Data extract: Begin

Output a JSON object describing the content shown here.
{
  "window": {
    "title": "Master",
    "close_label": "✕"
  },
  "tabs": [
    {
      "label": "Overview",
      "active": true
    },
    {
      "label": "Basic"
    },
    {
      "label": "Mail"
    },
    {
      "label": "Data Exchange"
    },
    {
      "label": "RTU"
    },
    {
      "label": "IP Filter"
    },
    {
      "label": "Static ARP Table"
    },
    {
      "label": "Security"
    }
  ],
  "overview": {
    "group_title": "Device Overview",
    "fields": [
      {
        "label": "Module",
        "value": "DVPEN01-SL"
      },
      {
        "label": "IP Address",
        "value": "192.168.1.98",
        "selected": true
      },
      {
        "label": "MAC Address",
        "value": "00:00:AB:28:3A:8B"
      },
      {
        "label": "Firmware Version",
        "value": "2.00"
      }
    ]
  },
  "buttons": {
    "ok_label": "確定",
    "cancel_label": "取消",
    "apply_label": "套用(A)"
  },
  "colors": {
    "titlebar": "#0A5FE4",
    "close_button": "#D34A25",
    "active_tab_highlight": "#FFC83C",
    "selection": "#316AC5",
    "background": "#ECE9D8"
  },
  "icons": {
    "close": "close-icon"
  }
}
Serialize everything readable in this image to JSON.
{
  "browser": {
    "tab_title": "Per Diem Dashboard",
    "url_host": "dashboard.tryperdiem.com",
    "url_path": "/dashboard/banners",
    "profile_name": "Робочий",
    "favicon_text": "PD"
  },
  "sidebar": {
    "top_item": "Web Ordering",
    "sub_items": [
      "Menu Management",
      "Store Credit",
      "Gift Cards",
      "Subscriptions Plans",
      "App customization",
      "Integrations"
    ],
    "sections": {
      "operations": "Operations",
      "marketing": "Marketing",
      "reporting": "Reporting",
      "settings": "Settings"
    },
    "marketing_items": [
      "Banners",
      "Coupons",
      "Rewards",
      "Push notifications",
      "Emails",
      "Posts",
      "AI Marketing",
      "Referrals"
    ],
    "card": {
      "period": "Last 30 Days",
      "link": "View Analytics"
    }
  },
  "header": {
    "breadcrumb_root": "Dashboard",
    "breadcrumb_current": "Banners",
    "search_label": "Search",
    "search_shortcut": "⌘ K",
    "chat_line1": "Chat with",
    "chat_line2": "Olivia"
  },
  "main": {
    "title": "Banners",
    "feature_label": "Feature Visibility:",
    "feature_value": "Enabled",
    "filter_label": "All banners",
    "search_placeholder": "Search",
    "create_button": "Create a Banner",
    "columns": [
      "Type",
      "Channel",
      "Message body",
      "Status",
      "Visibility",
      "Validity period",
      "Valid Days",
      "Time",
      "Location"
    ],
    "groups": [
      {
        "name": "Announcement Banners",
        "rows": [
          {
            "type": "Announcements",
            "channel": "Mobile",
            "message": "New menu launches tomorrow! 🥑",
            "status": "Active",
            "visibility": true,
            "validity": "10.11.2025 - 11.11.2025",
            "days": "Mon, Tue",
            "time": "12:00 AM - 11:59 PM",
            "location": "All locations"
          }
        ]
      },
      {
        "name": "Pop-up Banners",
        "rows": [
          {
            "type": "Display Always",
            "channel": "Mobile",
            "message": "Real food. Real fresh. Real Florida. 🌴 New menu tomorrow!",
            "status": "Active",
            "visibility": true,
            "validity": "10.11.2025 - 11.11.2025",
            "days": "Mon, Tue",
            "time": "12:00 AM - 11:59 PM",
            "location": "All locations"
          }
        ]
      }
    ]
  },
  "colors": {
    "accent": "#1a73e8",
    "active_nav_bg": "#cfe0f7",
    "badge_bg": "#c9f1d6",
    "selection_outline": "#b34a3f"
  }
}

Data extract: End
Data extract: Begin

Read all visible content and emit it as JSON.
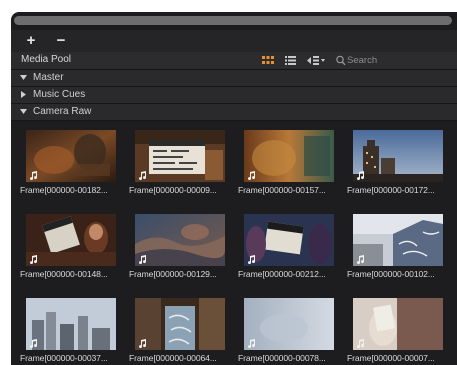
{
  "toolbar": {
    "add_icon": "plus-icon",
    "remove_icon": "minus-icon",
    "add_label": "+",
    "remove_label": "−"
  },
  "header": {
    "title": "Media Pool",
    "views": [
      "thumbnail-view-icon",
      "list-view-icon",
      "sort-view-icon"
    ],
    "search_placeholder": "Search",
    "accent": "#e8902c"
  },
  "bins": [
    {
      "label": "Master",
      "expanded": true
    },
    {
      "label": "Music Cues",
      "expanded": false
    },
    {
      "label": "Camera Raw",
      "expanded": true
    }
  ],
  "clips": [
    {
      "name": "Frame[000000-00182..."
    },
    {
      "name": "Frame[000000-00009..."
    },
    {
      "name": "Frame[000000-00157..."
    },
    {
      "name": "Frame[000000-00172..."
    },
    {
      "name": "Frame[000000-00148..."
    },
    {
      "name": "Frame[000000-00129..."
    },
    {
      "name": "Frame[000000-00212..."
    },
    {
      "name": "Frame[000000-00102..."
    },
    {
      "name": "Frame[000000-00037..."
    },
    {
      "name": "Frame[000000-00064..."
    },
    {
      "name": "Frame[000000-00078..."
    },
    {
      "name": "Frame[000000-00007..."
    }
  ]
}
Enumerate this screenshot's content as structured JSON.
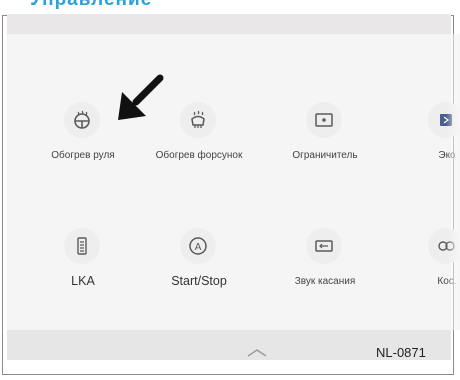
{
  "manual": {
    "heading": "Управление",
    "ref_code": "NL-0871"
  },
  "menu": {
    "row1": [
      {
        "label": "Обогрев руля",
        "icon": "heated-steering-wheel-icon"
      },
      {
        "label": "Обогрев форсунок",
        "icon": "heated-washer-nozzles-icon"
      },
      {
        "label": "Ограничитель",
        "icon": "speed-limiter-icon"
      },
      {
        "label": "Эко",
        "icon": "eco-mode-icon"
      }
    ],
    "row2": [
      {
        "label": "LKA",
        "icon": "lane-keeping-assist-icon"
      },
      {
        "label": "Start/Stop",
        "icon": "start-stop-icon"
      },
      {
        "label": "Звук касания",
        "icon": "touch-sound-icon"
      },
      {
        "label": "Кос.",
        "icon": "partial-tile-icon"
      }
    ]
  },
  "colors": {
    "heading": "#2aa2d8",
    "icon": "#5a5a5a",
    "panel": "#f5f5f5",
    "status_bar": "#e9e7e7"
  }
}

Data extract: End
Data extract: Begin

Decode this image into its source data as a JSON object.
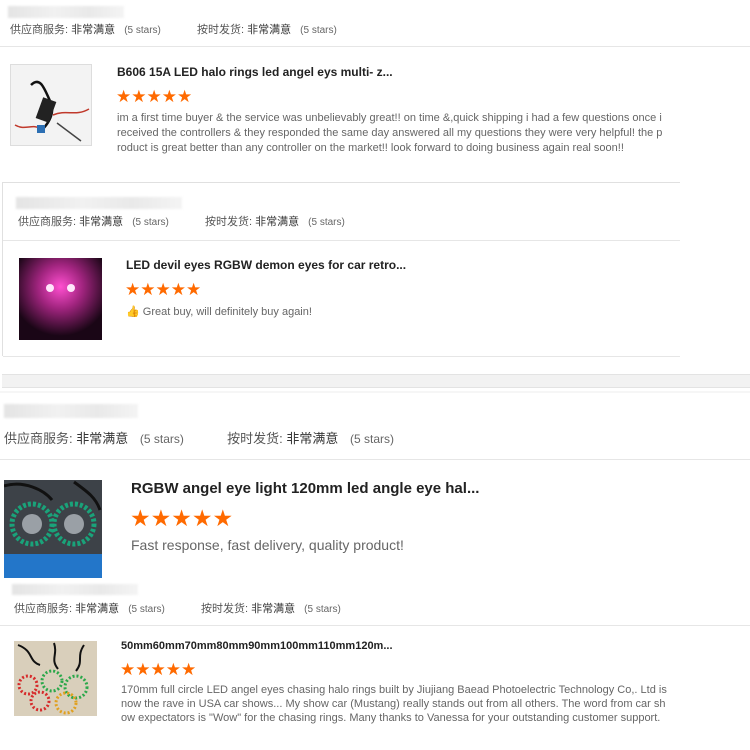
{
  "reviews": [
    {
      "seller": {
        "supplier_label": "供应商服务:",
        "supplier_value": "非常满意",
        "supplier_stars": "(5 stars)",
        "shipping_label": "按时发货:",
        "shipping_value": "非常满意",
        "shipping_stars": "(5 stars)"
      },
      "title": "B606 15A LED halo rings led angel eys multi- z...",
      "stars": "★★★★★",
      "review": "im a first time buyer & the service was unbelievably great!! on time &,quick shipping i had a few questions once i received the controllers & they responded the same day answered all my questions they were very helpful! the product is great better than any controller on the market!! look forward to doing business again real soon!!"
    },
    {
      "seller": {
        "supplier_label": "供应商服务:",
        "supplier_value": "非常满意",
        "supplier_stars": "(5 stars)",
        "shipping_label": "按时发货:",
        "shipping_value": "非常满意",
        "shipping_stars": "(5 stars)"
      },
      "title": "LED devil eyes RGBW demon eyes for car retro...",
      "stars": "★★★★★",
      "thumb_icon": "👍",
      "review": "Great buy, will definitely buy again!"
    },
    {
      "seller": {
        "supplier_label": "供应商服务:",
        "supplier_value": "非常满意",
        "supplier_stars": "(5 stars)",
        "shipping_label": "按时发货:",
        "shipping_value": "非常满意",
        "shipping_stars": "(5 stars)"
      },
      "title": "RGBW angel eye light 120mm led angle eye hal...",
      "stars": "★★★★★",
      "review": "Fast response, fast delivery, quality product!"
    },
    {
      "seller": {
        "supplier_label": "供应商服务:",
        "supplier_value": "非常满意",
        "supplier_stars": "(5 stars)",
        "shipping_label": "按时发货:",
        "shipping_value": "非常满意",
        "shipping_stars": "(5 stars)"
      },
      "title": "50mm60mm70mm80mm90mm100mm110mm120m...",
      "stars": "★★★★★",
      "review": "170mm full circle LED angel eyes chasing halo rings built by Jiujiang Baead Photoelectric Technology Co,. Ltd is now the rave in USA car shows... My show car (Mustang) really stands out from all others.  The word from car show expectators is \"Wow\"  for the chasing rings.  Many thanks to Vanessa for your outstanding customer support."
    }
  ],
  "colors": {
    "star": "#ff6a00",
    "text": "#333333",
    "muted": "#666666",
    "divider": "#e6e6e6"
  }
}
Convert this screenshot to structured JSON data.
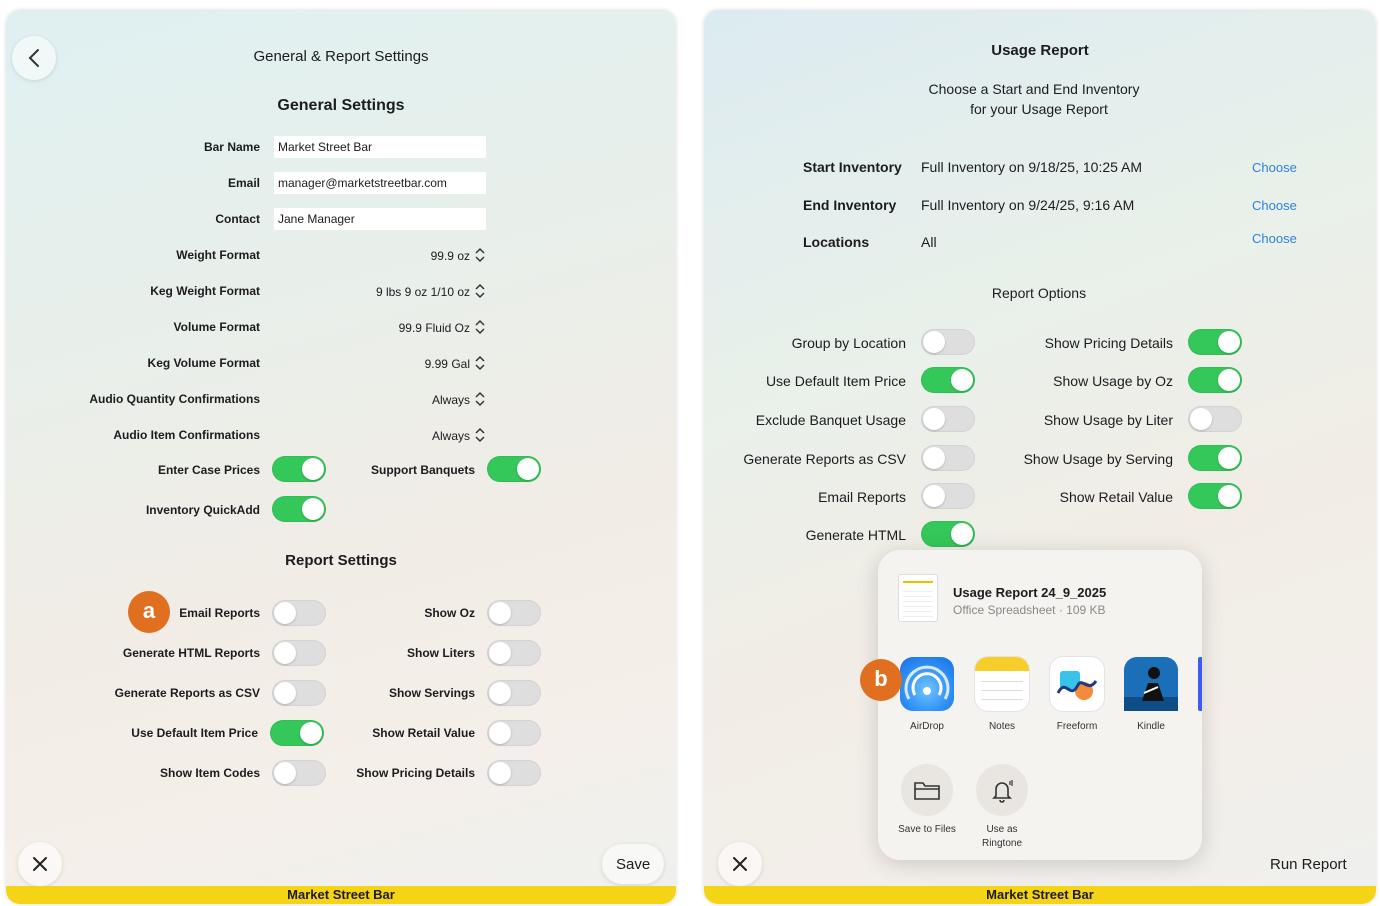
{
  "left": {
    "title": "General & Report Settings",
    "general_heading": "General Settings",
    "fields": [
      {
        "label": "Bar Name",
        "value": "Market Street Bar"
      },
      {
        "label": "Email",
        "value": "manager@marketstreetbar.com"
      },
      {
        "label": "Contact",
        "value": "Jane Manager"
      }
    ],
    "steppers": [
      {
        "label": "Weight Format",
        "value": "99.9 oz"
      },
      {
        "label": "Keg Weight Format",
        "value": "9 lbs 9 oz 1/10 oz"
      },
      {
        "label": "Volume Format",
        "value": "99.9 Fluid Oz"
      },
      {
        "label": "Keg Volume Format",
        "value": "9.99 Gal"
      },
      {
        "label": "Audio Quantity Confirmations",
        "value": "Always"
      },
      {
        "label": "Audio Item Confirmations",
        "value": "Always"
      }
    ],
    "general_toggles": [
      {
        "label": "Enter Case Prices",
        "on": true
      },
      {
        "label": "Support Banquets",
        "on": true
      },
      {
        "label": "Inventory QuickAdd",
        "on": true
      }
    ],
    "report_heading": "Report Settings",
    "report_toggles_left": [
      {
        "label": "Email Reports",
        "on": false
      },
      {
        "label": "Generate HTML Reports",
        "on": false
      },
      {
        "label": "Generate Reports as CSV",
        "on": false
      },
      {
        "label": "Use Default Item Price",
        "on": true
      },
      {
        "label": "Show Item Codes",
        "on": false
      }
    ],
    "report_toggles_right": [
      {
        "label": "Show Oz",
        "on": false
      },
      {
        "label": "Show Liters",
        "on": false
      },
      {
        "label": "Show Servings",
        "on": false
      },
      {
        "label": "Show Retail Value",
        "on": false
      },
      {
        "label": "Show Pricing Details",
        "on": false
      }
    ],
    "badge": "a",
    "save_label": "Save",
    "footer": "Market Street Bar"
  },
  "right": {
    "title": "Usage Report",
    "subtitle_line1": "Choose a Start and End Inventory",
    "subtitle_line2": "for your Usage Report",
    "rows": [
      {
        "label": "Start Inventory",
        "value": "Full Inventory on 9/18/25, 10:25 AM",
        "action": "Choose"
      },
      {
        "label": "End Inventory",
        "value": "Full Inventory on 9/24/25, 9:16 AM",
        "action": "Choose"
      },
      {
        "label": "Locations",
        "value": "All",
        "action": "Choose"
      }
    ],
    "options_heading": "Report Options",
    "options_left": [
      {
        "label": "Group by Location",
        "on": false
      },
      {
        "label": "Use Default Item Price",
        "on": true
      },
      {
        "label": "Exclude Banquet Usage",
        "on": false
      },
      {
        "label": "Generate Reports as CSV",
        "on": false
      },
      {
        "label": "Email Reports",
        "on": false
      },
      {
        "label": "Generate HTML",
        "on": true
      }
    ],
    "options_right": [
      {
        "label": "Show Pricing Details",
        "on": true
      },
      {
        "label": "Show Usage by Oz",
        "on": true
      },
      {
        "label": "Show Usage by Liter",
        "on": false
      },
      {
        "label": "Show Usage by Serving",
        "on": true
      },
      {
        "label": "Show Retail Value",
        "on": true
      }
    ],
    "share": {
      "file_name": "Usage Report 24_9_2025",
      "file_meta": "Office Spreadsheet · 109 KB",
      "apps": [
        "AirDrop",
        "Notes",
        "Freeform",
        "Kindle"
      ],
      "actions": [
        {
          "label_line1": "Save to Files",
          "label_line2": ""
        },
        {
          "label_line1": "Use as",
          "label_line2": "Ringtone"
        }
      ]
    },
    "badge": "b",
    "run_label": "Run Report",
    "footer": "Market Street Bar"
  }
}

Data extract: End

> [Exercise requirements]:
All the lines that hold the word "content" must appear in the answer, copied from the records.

> [Answer section]:
Output a JSON object describing the content shown here.
Read all visible content and emit it as JSON.
Enumerate this screenshot's content as structured JSON.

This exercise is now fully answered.